I began to think about the day that we told my mother we were gay. We had sat down at the breakfast table, the one in my grandmother's kitchen. Travis had spent the weekend with us. It was the first weekend that he had come to visit. My grandmother thought it was best to tell my mother, so she sat with us. I don't know if it was for moral support, but she sure did make me feel more comfortable.

My mother was sitting to my right, at the maple table for four, Travis at my left and Grandmother across from me. Mother was staring off into space, her blue-gray eyes looking tired. I watched her as she sipped her coffee, as she set the china cup back onto its saucer I told her. I just came right out and said, "Mother, I have something to tell you. I love Travis, we love each other, and I love you too." It took her a second to realize the impact of my confession. She reached her left hand to my right arm, she held onto it and said, "Luke, love is a gift from God. I can't question it, but I want you to promise me, no matter what, you will always do what makes you happy, and that might mean you need to keep your love private, others wouldn't understand. I love you too." She took her hand from my arm and went back to drinking her coffee. Not another word was spoken.

"Do you mean it, Luke? You'll really move in with me? I don't care if it's Nantucket, or Kalamazoo. Luke, I'd live anywhere as long as it's with you." I saw the tears streaming down his cheeks.

"A poet, now?" I whispered to him, but I don't think he understood.

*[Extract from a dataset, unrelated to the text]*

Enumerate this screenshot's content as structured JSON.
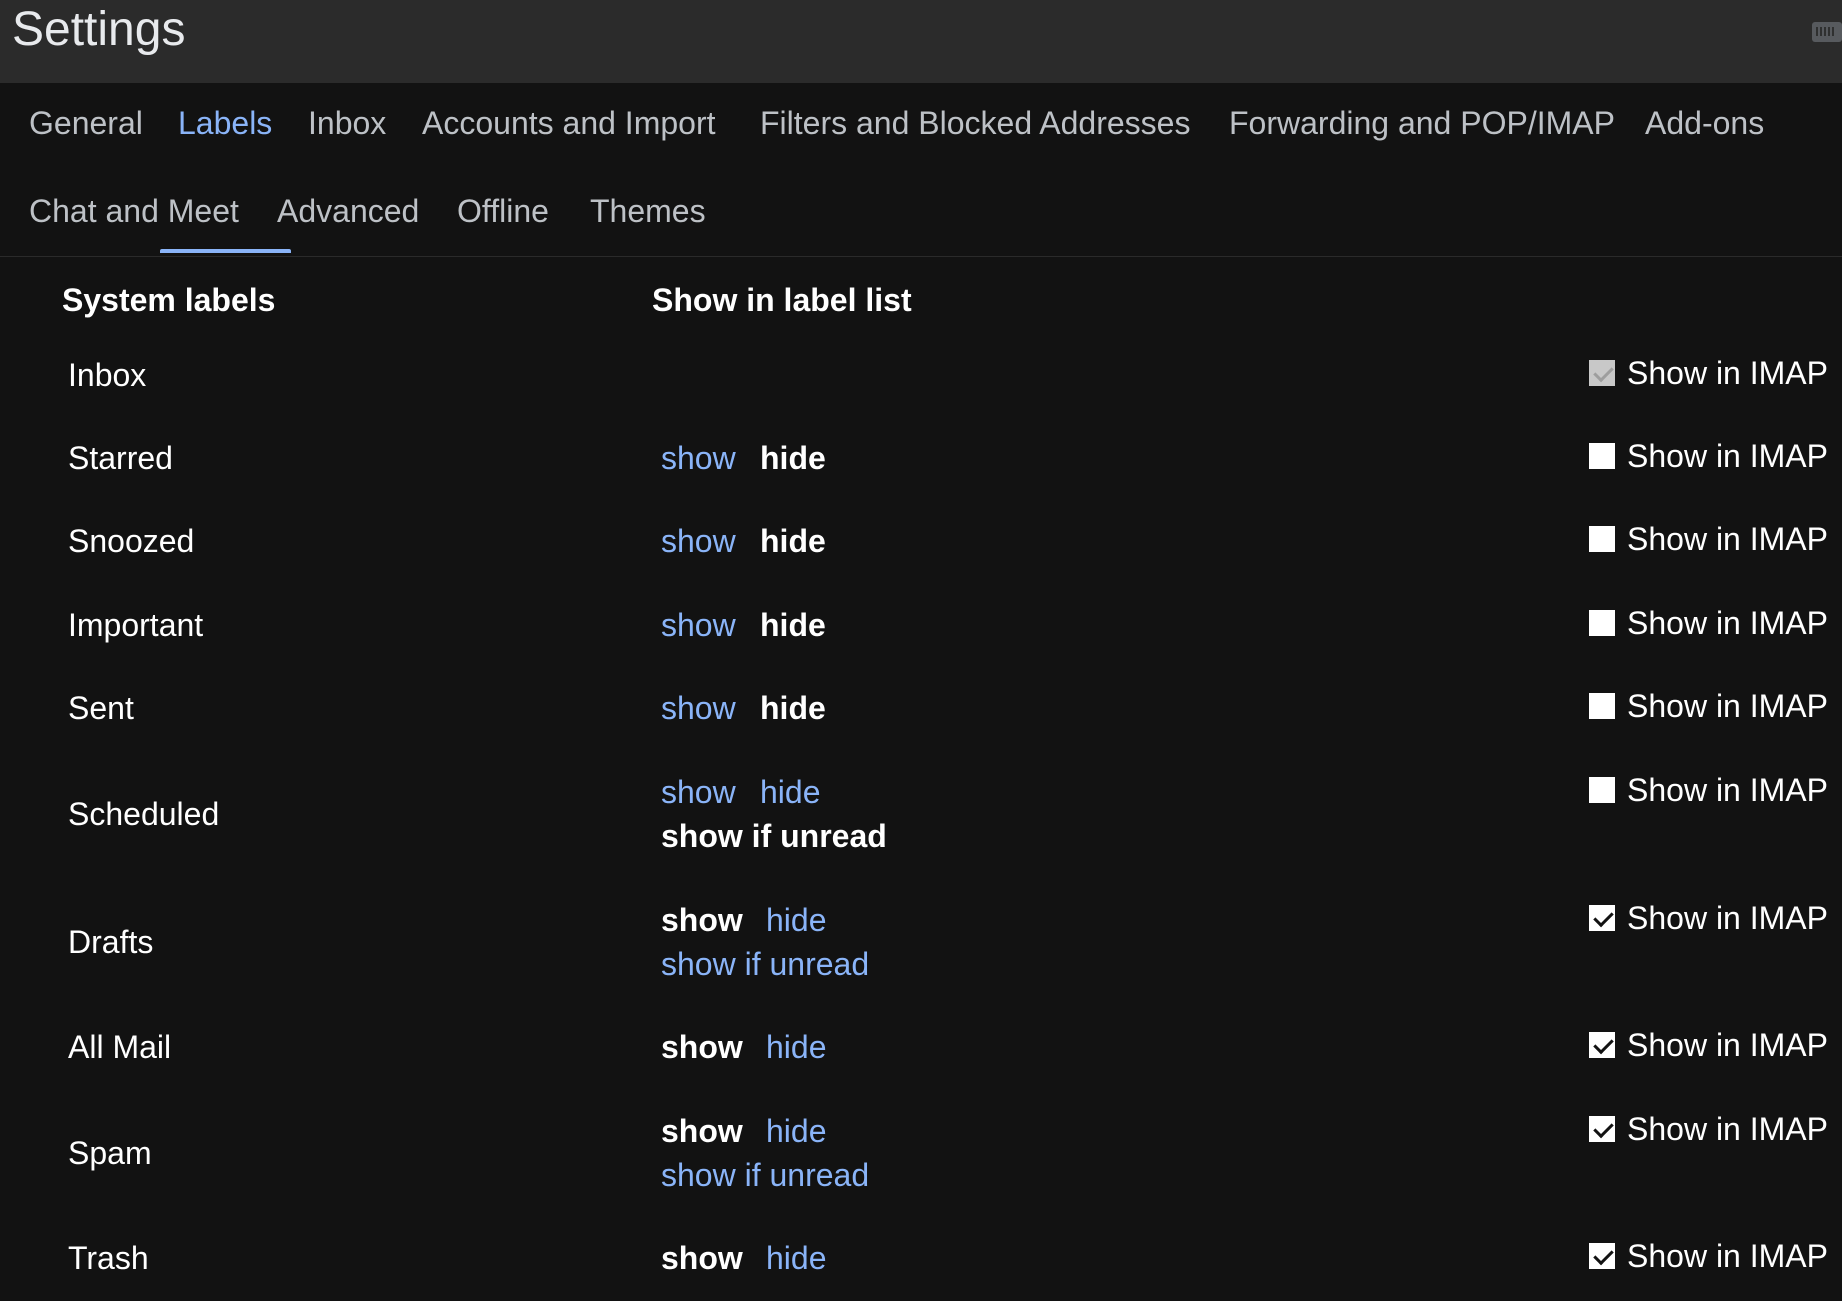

I held him closely in the bed that morning, and thought about what it was going to be like living together, not just spending a summer together. I wondered if we could make it alone, I also wondered if it really would last forever. As I held his warm body in my arms, all doubts faded. I knew what we had was true love, it was a gift from God, and for us it was meant to be.

I held my mother tightly in my arms as I said, "Good-bye." We both had tears in our eyes.

Travis and I walked down the steps from the back porch of my grandmother's house, hand in hand. The car had long been packed; we even rented a small trailer for what little furniture we both had. I turned and looked over my shoulder and saw my grandmother, Helga, and my mother watching us as we sauntered to our car.

Travis drove, and the ride was quiet. We decided to head into Bean Town, for a little nostalgia, and it was the only way Travis seemed to know. We stopped at `Our' Friendly's for cup of coffee and reminisced about our times in Boston. I watched him as he drank his coffee.

"What, is something hanging off my face?" he teased as we sat in the booth.

I just smiled at him. We finished our coffees and quietly walked out of the restaurant. The sun was out, and it was unseasonably warm for September in New England.

We headed south out of Boston. We meandered our way onto the Southeast Expressway. A six-lane highway, three lanes heading in each direction, often called the Distressway. In the rush hours, you can actually use the breakdown lanes too, legally.

Thankfully, there were no accidents or it could have been a slow ride, it was bad enough with all the construction areas and temporary detours because of the Big Dig. As we crossed the Mass Pike, I knew we were really leaving, but not forever.

I watched the signs as we drove, I had to watch for the split at Route 128 and make sure we stayed to the left. Travis never was any good at paying attention to the signs, so I'm the navigator. I don't mind, I kind of like showing him where to go and how to get there. I like the feeling that I get from his trust in my abilities.

I felt the warmth of the sun as it basked over my legs in the car. I looked to my left and took in the most beautiful sight, Travis. I put my left hand on his thigh, and gently rubbed it. He turned his head briefly, and let me know he loved me. Our lives are just beginning, I just know we'll be happy together.

The End


I hope you enjoyed reading this tale as much as I did writing it. Don't forget you can keep up with Travis and Luke, in Comedy of Errors.

Thank you all for coming along for the ride. A special thanks to Marty for his geographical descriptions used in this chapter.

Thanks, Ed, for the great job editing this chapter.

As always,

But not forever,